Regulating police interrogation
This chapter considers possibilities and problems in the regulation of police interrogation, drawing for its perspective on my research on the legal regulation of policing (Dixon 1997) and on audio-visual recording of interrogation (Dixon 2004b forthcoming), as well as on recent work in regulatory theory (Baldwin et al. 1998; Parker and Braithwaite 2003; Parker et al. 2004). The potential connections between policing and regulation have been generally neglected. The growing literature on regulation is predominantly concerned with corporations or privatized utilities.1 Police are more often seen as those who impose regulation than its recipients, as regulators rather than regulatees.
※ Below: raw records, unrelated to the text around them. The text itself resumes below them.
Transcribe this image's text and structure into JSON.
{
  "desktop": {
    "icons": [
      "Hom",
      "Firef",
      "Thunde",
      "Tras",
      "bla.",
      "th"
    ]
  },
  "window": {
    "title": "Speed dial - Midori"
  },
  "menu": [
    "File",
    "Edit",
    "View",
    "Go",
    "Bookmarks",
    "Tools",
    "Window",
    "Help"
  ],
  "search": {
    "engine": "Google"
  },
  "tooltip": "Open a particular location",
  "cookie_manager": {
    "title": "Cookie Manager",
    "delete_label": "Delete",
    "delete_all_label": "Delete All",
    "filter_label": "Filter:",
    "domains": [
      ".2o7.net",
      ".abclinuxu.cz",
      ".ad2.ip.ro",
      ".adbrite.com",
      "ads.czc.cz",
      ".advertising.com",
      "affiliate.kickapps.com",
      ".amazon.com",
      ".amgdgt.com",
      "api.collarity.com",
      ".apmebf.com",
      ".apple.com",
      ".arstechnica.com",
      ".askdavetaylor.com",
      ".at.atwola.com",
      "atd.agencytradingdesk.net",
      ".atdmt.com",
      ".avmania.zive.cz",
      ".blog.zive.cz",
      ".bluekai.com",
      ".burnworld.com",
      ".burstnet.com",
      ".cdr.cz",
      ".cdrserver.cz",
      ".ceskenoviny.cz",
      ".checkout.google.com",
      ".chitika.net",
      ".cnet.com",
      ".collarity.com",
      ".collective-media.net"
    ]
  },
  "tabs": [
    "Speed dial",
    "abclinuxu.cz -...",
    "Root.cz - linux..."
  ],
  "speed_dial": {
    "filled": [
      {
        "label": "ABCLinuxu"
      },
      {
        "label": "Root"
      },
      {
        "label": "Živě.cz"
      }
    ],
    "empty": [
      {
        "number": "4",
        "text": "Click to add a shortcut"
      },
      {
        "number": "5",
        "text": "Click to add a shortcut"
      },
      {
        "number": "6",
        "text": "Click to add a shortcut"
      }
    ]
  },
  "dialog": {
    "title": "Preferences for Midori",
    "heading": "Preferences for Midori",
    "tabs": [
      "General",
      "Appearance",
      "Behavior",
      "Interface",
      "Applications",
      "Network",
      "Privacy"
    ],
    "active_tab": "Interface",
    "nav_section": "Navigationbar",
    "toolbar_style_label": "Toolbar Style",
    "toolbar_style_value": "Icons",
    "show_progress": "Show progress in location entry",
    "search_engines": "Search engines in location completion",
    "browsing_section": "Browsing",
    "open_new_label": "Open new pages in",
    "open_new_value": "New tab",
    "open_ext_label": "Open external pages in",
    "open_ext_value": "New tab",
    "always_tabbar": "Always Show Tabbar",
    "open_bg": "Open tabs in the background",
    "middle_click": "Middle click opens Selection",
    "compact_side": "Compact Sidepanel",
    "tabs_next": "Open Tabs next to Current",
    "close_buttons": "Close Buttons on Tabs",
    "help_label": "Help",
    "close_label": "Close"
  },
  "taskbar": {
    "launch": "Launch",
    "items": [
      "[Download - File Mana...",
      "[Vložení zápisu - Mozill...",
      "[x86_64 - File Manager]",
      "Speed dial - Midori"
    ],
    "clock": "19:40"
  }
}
Here, the focus is on police practices in interrogating suspects as the subject of regulation.